Kalle Rovanperä has moved onto the Rally New Zealand podium at the expense of team-mate Sébastien Ogier as Ott Tänak closed on Elfyn Evans for the rally lead.
Evans ended Friday in a narrow second place but started Saturday as rally leader following hybrid overboost penalties for erstwhile leader Ott Tänak, World Rally Championship leader Kalle Rovanperä (a rather unwelcome gift on what is his 22nd birthday) and Thierry Neuville.
Each driver was penalized five seconds for the indiscretion.
Rain had been a factor throughout phases of Friday and had well and truly returned for Kaipara Hills, making the test incredibly tricky and slippery – especially for the frontrunners.
Evans would be thankful for Tänak’s overnight time penalty, as he lost two seconds to the Hyundai driver to have his advantage reduced to 2.8 seconds out front.
But Rovanperä was the biggest mover, beating all of those around him by at least four seconds to move into third place, just six seconds down on the lead.
“Clean stage,” he said, “I tried to push, didn’t really feel fully confident with the rear in narrow places but other than that we are here, all good.”
Craig Breen returned to action as the first car on the road following his retirement from second place on Friday – running wide and sliding down the same bank that swallowed Colin McRae in 2002.
“I’d love to tell you that everything is all lovely and rosy, yeah the roads are beautiful and the car is good but my soul is still hurting after what happened yesterday,” he said.
Breen’s time was actually fiercely competitive on Kaipara Hills though – even though he was driving to simply avoid mistakes.
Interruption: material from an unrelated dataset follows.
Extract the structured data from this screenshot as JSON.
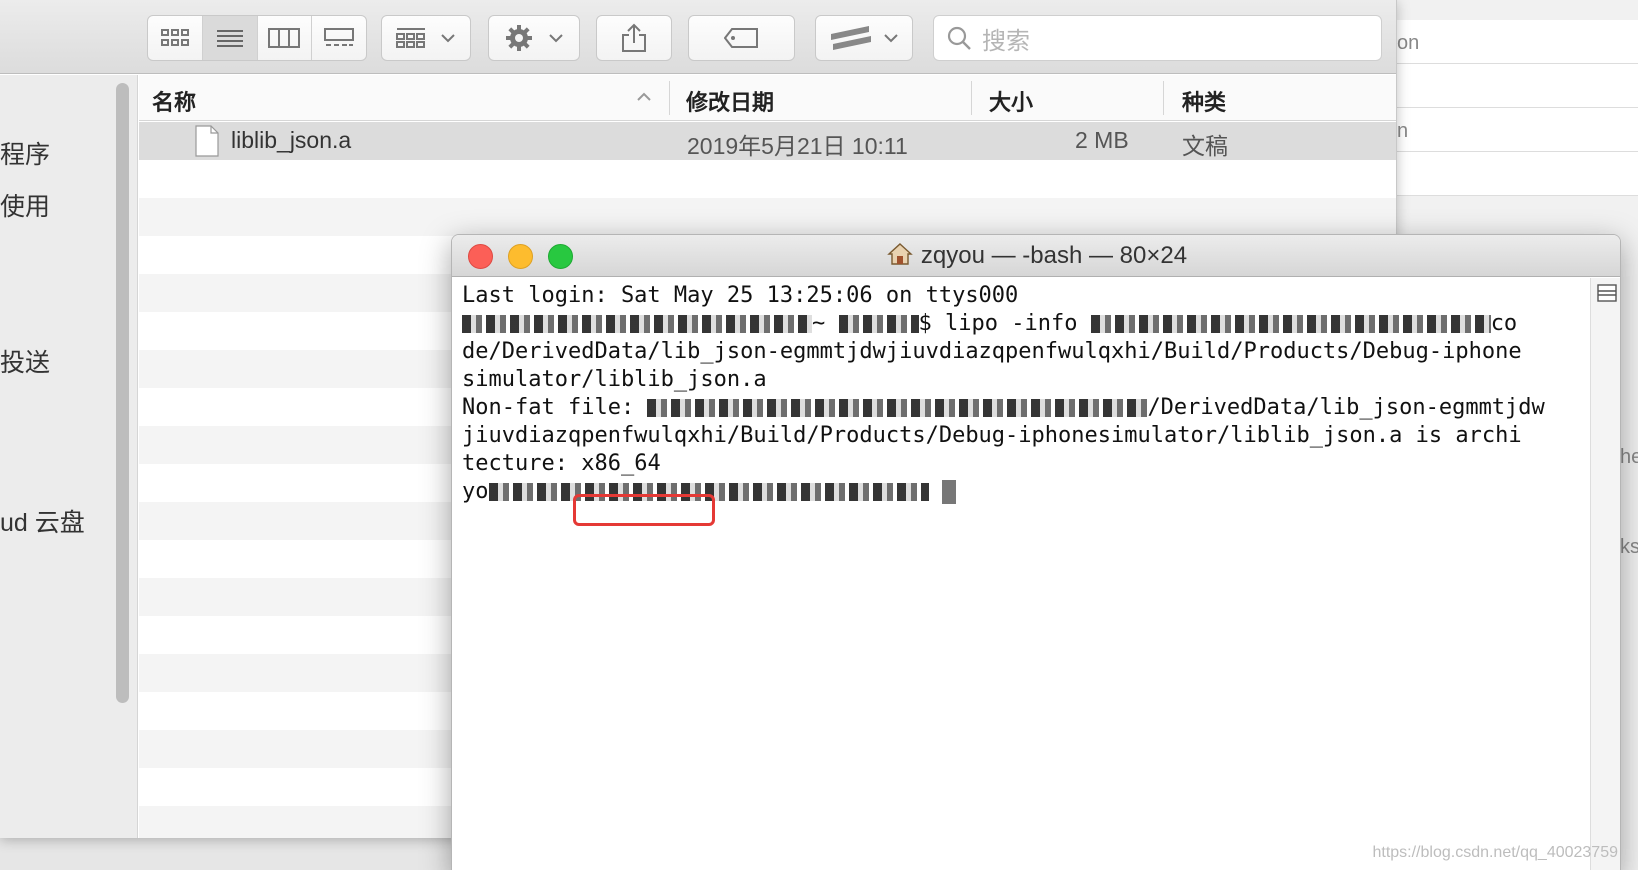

His road position was a large factor as grip was more compromised for those behind, Breen setting the pace by some 4.1s.
Despite his hybrid penalty dropping him 6.8s instead of 1.8s behind Gus Greensmith, Neuville relieved the M-Sport driver of fifth place on SS8.
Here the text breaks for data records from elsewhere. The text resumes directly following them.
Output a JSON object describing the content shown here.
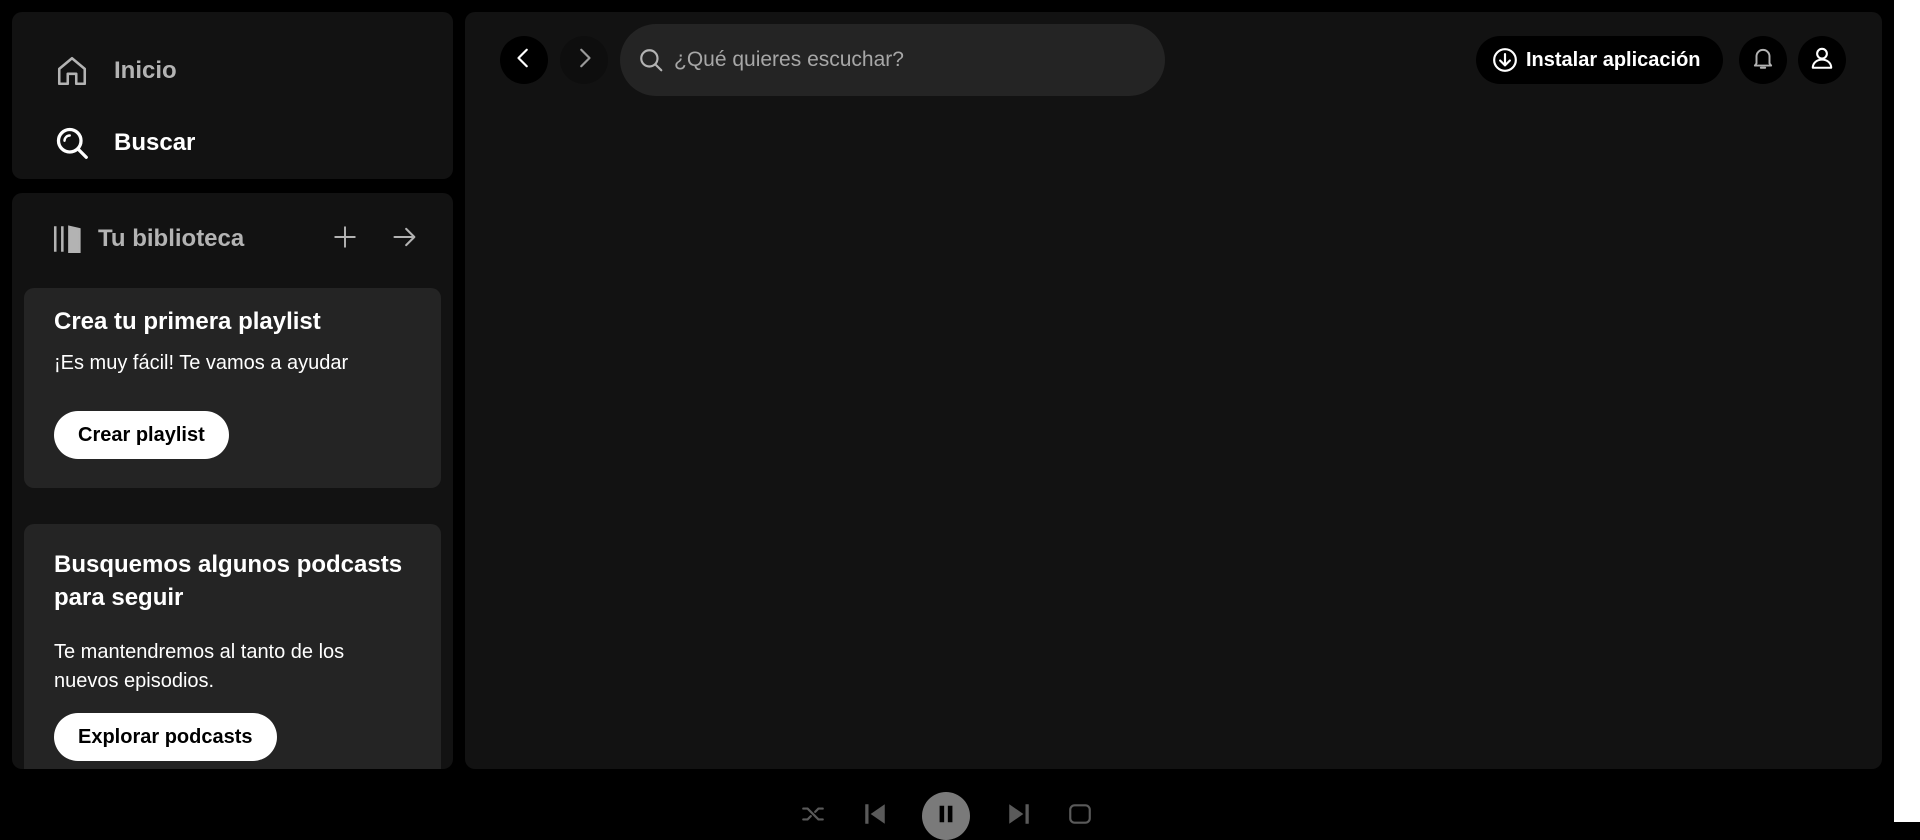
{
  "nav": {
    "home_label": "Inicio",
    "search_label": "Buscar"
  },
  "library": {
    "title": "Tu biblioteca",
    "cards": [
      {
        "title": "Crea tu primera playlist",
        "subtitle": "¡Es muy fácil! Te vamos a ayudar",
        "button": "Crear playlist"
      },
      {
        "title": "Busquemos algunos podcasts para seguir",
        "subtitle": "Te mantendremos al tanto de los nuevos episodios.",
        "button": "Explorar podcasts"
      }
    ]
  },
  "topbar": {
    "search_placeholder": "¿Qué quieres escuchar?",
    "install_label": "Instalar aplicación"
  },
  "icons": {
    "home": "home-icon",
    "search": "search-icon",
    "library": "library-icon",
    "add": "plus-icon",
    "expand": "arrow-right-icon",
    "back": "chevron-left-icon",
    "forward": "chevron-right-icon",
    "install": "download-circle-icon",
    "bell": "bell-icon",
    "user": "user-icon",
    "shuffle": "shuffle-icon",
    "prev": "skip-previous-icon",
    "play": "pause-icon",
    "next": "skip-next-icon",
    "repeat": "repeat-icon"
  },
  "colors": {
    "background": "#000000",
    "panel": "#121212",
    "card": "#242424",
    "text_primary": "#ffffff",
    "text_secondary": "#b3b3b3"
  }
}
“For me there was quite a lot of mud coming through, there was quite a low grip and it was a bit like Wales where the best place to be is first on the road because once you break through it you just get mud,” Greensmith explained.
Neuville countered: “It wasn’t the best run but it was not bad either, so we keep this rhythm and see what happens.”
Oliver Solberg felt his Hyundai was “too stiff” for the wet conditions so just “took it a bit steady” on SS8 – still gaining 4.9s on Takamoto Katsuta behind him.
Eighth placed Katsuta is now 18.6s adrift of Solberg and struggling to find any pace.
“I’m too slow, that’s it,” he said. “No speed, like yesterday, I just need to find where I can push.”